The carcinogen metal, Arsenic, from chromated copper arsenate (CCA)-treated wood, which is widely used in playgrounds and other outdoor equipment, can persist as surface residues on wood. This raises concerns about possible health risks associated with children playing on CCA-treated playgrounds. With pilot funds from the NIEHS, Dr Fleming and colleagues evaluated the environmental exposure of children playing on CCA and non-CCA treated wood playgrounds. This preliminary pilot study of CCA-treated wood playgrounds observed dislodgeable arsenic on 11 children’s hands after brief periods of play exposure. Future efforts should increase the number of children and the play exposure periods and incorporate specification in order to discriminate between various sources of arsenic.
- Local and Regional Breast Cancer Treatment Differences
Florida Cancer Data System and Florida Agency for Health Care Administration data were used to evaluate risk factors for receiving appropriate treatment for local and regional breast cancer among Florida women. Factors such as age, race, ethnicity, type of hospital, and distance to radiation facility were identified.
Selected Cancer-Related Publications
- Brookfield KF, Cheung MC, Lucci J 3rd, Fleming LE, Koniaris LG. Disparities in survival among women with invasive cervical cancer : a problem of access to care. Cancer 115:166-78, 2009. Read more »
- Pinheiro PS, Sherman RL, Trapido EJ, Fleming LE, Huang Y, Gomez-Marin O, Lee D. Cancer incidence in first generation U.S. Hispanics: Cubans, Mexicans, Puerto Ricans, and new Latinos. Cancer Epidemiol Biomarkers Prev 18:2162-9, 2009. Read more »
- Vidal L, LeBlanc WG, McCollister KE, Arheart KL, Chung-Bridges K, Christ S, Caban-Martinez AJ, Lewis JE, Lee DJ, Clark J 3rd, Davila EP, Fleming LE. Cancer screening in US workers. Am J Public Health 99:59-65, 2009. Read more »
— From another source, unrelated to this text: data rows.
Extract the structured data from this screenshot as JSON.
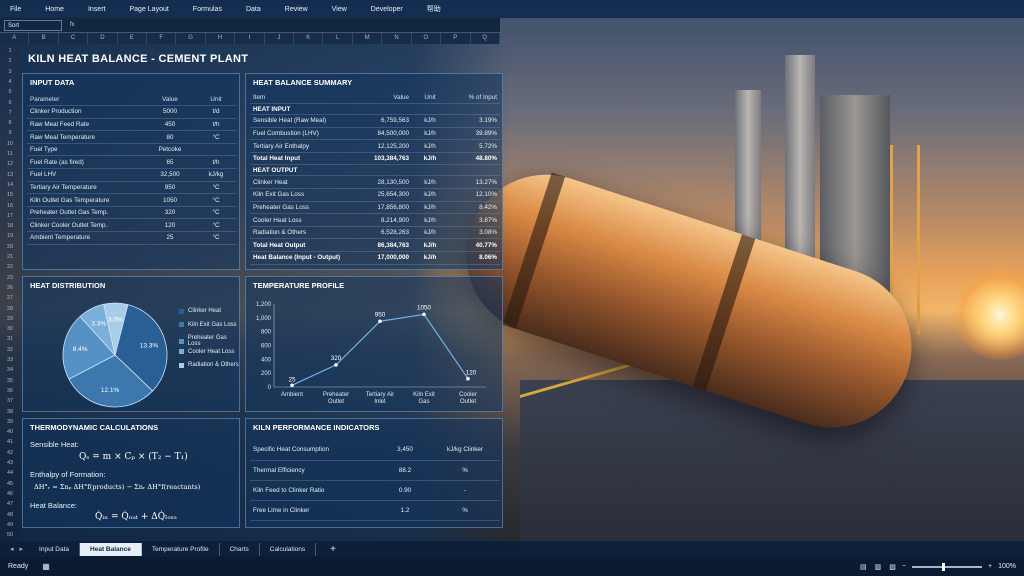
{
  "ribbon": [
    "File",
    "Home",
    "Insert",
    "Page Layout",
    "Formulas",
    "Data",
    "Review",
    "View",
    "Developer",
    "帮助"
  ],
  "namebox": "Sort",
  "fx": "fx",
  "columns": [
    "A",
    "B",
    "C",
    "D",
    "E",
    "F",
    "G",
    "H",
    "I",
    "J",
    "K",
    "L",
    "M",
    "N",
    "O",
    "P",
    "Q"
  ],
  "rows": [
    "1",
    "2",
    "3",
    "4",
    "5",
    "6",
    "7",
    "8",
    "9",
    "10",
    "11",
    "12",
    "13",
    "14",
    "15",
    "16",
    "17",
    "18",
    "19",
    "20",
    "21",
    "22",
    "23",
    "26",
    "27",
    "28",
    "29",
    "30",
    "31",
    "32",
    "33",
    "34",
    "35",
    "36",
    "37",
    "38",
    "39",
    "40",
    "41",
    "42",
    "43",
    "44",
    "45",
    "46",
    "47",
    "48",
    "49",
    "50"
  ],
  "title": "KILN HEAT BALANCE - CEMENT PLANT",
  "input": {
    "title": "INPUT DATA",
    "headers": [
      "Parameter",
      "Value",
      "Unit"
    ],
    "rows": [
      [
        "Clinker Production",
        "5000",
        "t/d"
      ],
      [
        "Raw Meal Feed Rate",
        "450",
        "t/h"
      ],
      [
        "Raw Meal Temperature",
        "80",
        "°C"
      ],
      [
        "Fuel Type",
        "Petcoke",
        ""
      ],
      [
        "Fuel Rate (as fired)",
        "65",
        "t/h"
      ],
      [
        "Fuel LHV",
        "32,500",
        "kJ/kg"
      ],
      [
        "Tertiary Air Temperature",
        "950",
        "°C"
      ],
      [
        "Kiln Outlet Gas Temperature",
        "1050",
        "°C"
      ],
      [
        "Preheater Outlet Gas Temp.",
        "320",
        "°C"
      ],
      [
        "Clinker Cooler Outlet Temp.",
        "120",
        "°C"
      ],
      [
        "Ambient Temperature",
        "25",
        "°C"
      ]
    ]
  },
  "summary": {
    "title": "HEAT BALANCE SUMMARY",
    "headers": [
      "Item",
      "Value",
      "Unit",
      "% of Input"
    ],
    "input_label": "HEAT INPUT",
    "input_rows": [
      [
        "Sensible Heat (Raw Meal)",
        "6,759,563",
        "kJ/h",
        "3.19%"
      ],
      [
        "Fuel Combustion (LHV)",
        "84,500,000",
        "kJ/h",
        "39.89%"
      ],
      [
        "Tertiary Air Enthalpy",
        "12,125,200",
        "kJ/h",
        "5.72%"
      ]
    ],
    "input_total": [
      "Total Heat Input",
      "103,384,763",
      "kJ/h",
      "48.80%"
    ],
    "output_label": "HEAT OUTPUT",
    "output_rows": [
      [
        "Clinker Heat",
        "28,130,500",
        "kJ/h",
        "13.27%"
      ],
      [
        "Kiln Exit Gas Loss",
        "25,654,300",
        "kJ/h",
        "12.10%"
      ],
      [
        "Preheater Gas Loss",
        "17,856,800",
        "kJ/h",
        "8.42%"
      ],
      [
        "Cooler Heat Loss",
        "8,214,900",
        "kJ/h",
        "3.87%"
      ],
      [
        "Radiation & Others",
        "6,528,263",
        "kJ/h",
        "3.08%"
      ]
    ],
    "output_total": [
      "Total Heat Output",
      "86,384,763",
      "kJ/h",
      "40.77%"
    ],
    "balance": [
      "Heat Balance (Input - Output)",
      "17,000,000",
      "kJ/h",
      "8.06%"
    ]
  },
  "distribution": {
    "title": "HEAT DISTRIBUTION",
    "legend": [
      "Clinker Heat",
      "Kiln Exit Gas Loss",
      "Preheater Gas Loss",
      "Cooler Heat Loss",
      "Radiation & Others"
    ],
    "colors": [
      "#2a5f95",
      "#3c77ad",
      "#5591c4",
      "#7aafd8",
      "#a8cde9"
    ]
  },
  "temperature": {
    "title": "TEMPERATURE PROFILE"
  },
  "chart_data": [
    {
      "type": "pie",
      "title": "HEAT DISTRIBUTION",
      "categories": [
        "Clinker Heat",
        "Kiln Exit Gas Loss",
        "Preheater Gas Loss",
        "Cooler Heat Loss",
        "Radiation & Others"
      ],
      "values": [
        13.3,
        12.1,
        8.4,
        3.3,
        3.0
      ],
      "labels": [
        "13.3%",
        "12.1%",
        "8.4%",
        "3.3%",
        "3.0%"
      ]
    },
    {
      "type": "line",
      "title": "TEMPERATURE PROFILE",
      "categories": [
        "Ambient",
        "Preheater Outlet",
        "Tertiary Air Inlet",
        "Kiln Exit Gas",
        "Cooler Outlet"
      ],
      "category_lines": [
        [
          "Ambient"
        ],
        [
          "Preheater",
          "Outlet"
        ],
        [
          "Tertiary Air",
          "Inlet"
        ],
        [
          "Kiln Exit",
          "Gas"
        ],
        [
          "Cooler",
          "Outlet"
        ]
      ],
      "values": [
        25,
        320,
        950,
        1050,
        120
      ],
      "yticks": [
        "0",
        "200",
        "400",
        "600",
        "800",
        "1,000",
        "1,200"
      ],
      "ylim": [
        0,
        1200
      ],
      "grid": false
    }
  ],
  "thermo": {
    "title": "THERMODYNAMIC CALCULATIONS",
    "l1": "Sensible Heat:",
    "e1": "Qₛ = m × Cₚ × (T₂ − T₁)",
    "l2": "Enthalpy of Formation:",
    "e2": "ΔH°ᵣ = Σnₚ ΔH°f(products) − Σnᵣ ΔH°f(reactants)",
    "l3": "Heat Balance:",
    "e3": "Q̇ᵢₙ = Q̇ₒᵤₜ + ΔQ̇ₗₒₛₛ"
  },
  "kpi": {
    "title": "KILN PERFORMANCE INDICATORS",
    "rows": [
      [
        "Specific Heat Consumption",
        "3,450",
        "kJ/kg Clinker"
      ],
      [
        "Thermal Efficiency",
        "88.2",
        "%"
      ],
      [
        "Kiln Feed to Clinker Ratio",
        "0.90",
        "-"
      ],
      [
        "Free Lime in Clinker",
        "1.2",
        "%"
      ]
    ]
  },
  "tabs": [
    "Input Data",
    "Heat Balance",
    "Temperature Profile",
    "Charts",
    "Calculations"
  ],
  "active_tab": "Heat Balance",
  "status": {
    "ready": "Ready",
    "zoom": "100%"
  }
}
- Nieder AM, MacKinnon JA, Fleming LE, Kearney G, Hu JJ, Sherman RL, Huang Y, Lee DJ. Bladder cancer clusters in Florida: identifying populations at risk. J Urol 182:46-50; discussion 51, 2009. Read more »
Collaborating in the Multidisciplinary Research Program(s):